→ **What is expected**: Which lines of the entries hold the string "menu"? Copy each one.

BEGIN Source data

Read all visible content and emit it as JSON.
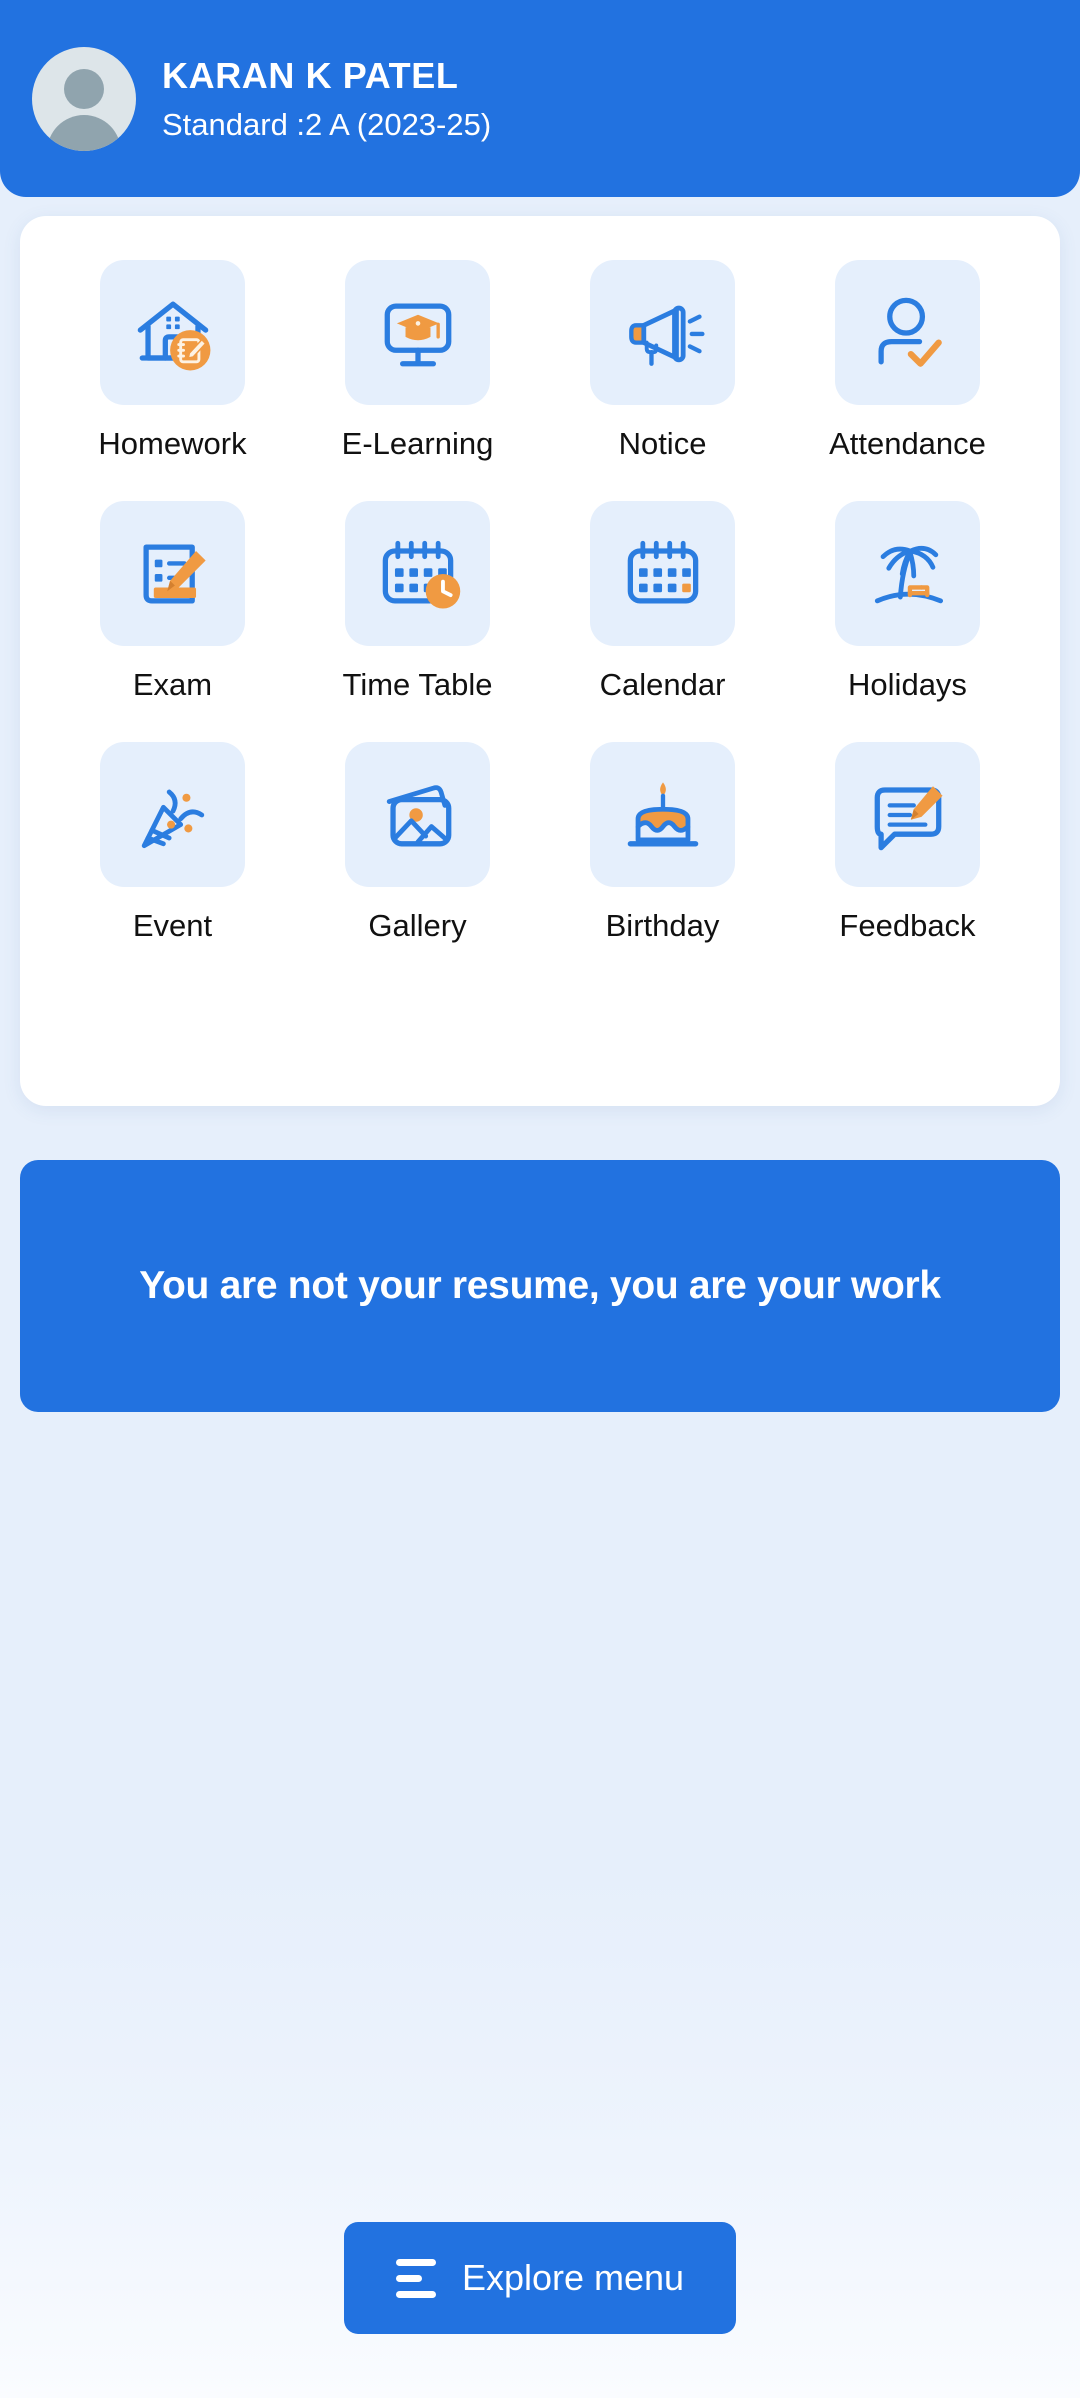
{
  "colors": {
    "primary_blue": "#2272e0",
    "icon_blue": "#2b7de0",
    "accent_orange": "#f09a42",
    "page_background": "#e6effb",
    "tile_background": "#e5effc",
    "card_background": "#ffffff",
    "avatar_background": "#dde5e9",
    "text_dark": "#111111",
    "text_on_primary": "#ffffff"
  },
  "header": {
    "avatar_icon": "user-avatar-placeholder-icon",
    "student_name": "KARAN K PATEL",
    "student_class": "Standard :2 A (2023-25)"
  },
  "menu": {
    "items": [
      {
        "label": "Homework",
        "icon": "house-with-notebook-badge-icon"
      },
      {
        "label": "E-Learning",
        "icon": "monitor-with-graduation-cap-icon"
      },
      {
        "label": "Notice",
        "icon": "megaphone-icon"
      },
      {
        "label": "Attendance",
        "icon": "person-with-check-icon"
      },
      {
        "label": "Exam",
        "icon": "document-checklist-pencil-icon"
      },
      {
        "label": "Time Table",
        "icon": "calendar-with-clock-icon"
      },
      {
        "label": "Calendar",
        "icon": "calendar-icon"
      },
      {
        "label": "Holidays",
        "icon": "palm-tree-beach-icon"
      },
      {
        "label": "Event",
        "icon": "party-popper-icon"
      },
      {
        "label": "Gallery",
        "icon": "photo-stack-icon"
      },
      {
        "label": "Birthday",
        "icon": "birthday-cake-icon"
      },
      {
        "label": "Feedback",
        "icon": "speech-bubble-pencil-icon"
      }
    ]
  },
  "quote_banner": {
    "text": "You are not your resume, you are your work"
  },
  "bottom_bar": {
    "explore_label": "Explore menu",
    "explore_icon": "hamburger-menu-icon"
  }
}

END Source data

→ **Output for this task**:
  "menu": {
    "explore_label": "Explore menu",
    "explore_icon": "hamburger-menu-icon"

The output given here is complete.